Data to examine ::
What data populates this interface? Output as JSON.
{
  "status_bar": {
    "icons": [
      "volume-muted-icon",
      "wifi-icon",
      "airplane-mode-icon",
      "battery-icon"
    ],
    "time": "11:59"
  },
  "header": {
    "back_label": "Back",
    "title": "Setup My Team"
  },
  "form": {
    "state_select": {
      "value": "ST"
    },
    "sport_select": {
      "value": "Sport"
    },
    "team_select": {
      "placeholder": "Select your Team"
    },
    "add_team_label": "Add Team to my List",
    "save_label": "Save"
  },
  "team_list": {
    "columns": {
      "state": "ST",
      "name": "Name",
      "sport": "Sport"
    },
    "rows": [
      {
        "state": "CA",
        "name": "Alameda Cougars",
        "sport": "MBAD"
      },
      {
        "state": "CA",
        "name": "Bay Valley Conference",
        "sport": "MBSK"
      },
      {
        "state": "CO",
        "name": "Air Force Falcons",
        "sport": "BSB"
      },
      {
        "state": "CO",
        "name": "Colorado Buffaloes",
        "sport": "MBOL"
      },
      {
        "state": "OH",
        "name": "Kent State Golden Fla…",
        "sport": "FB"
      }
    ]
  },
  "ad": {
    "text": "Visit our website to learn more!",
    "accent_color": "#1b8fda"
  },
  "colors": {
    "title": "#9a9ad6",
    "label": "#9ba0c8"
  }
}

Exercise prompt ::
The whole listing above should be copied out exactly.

Response ::
What data populates this interface? Output as JSON.
{
  "status_bar": {
    "icons": [
      "volume-muted-icon",
      "wifi-icon",
      "airplane-mode-icon",
      "battery-icon"
    ],
    "time": "11:59"
  },
  "header": {
    "back_label": "Back",
    "title": "Setup My Team"
  },
  "form": {
    "state_select": {
      "value": "ST"
    },
    "sport_select": {
      "value": "Sport"
    },
    "team_select": {
      "placeholder": "Select your Team"
    },
    "add_team_label": "Add Team to my List",
    "save_label": "Save"
  },
  "team_list": {
    "columns": {
      "state": "ST",
      "name": "Name",
      "sport": "Sport"
    },
    "rows": [
      {
        "state": "CA",
        "name": "Alameda Cougars",
        "sport": "MBAD"
      },
      {
        "state": "CA",
        "name": "Bay Valley Conference",
        "sport": "MBSK"
      },
      {
        "state": "CO",
        "name": "Air Force Falcons",
        "sport": "BSB"
      },
      {
        "state": "CO",
        "name": "Colorado Buffaloes",
        "sport": "MBOL"
      },
      {
        "state": "OH",
        "name": "Kent State Golden Fla…",
        "sport": "FB"
      }
    ]
  },
  "ad": {
    "text": "Visit our website to learn more!",
    "accent_color": "#1b8fda"
  },
  "colors": {
    "title": "#9a9ad6",
    "label": "#9ba0c8"
  }
}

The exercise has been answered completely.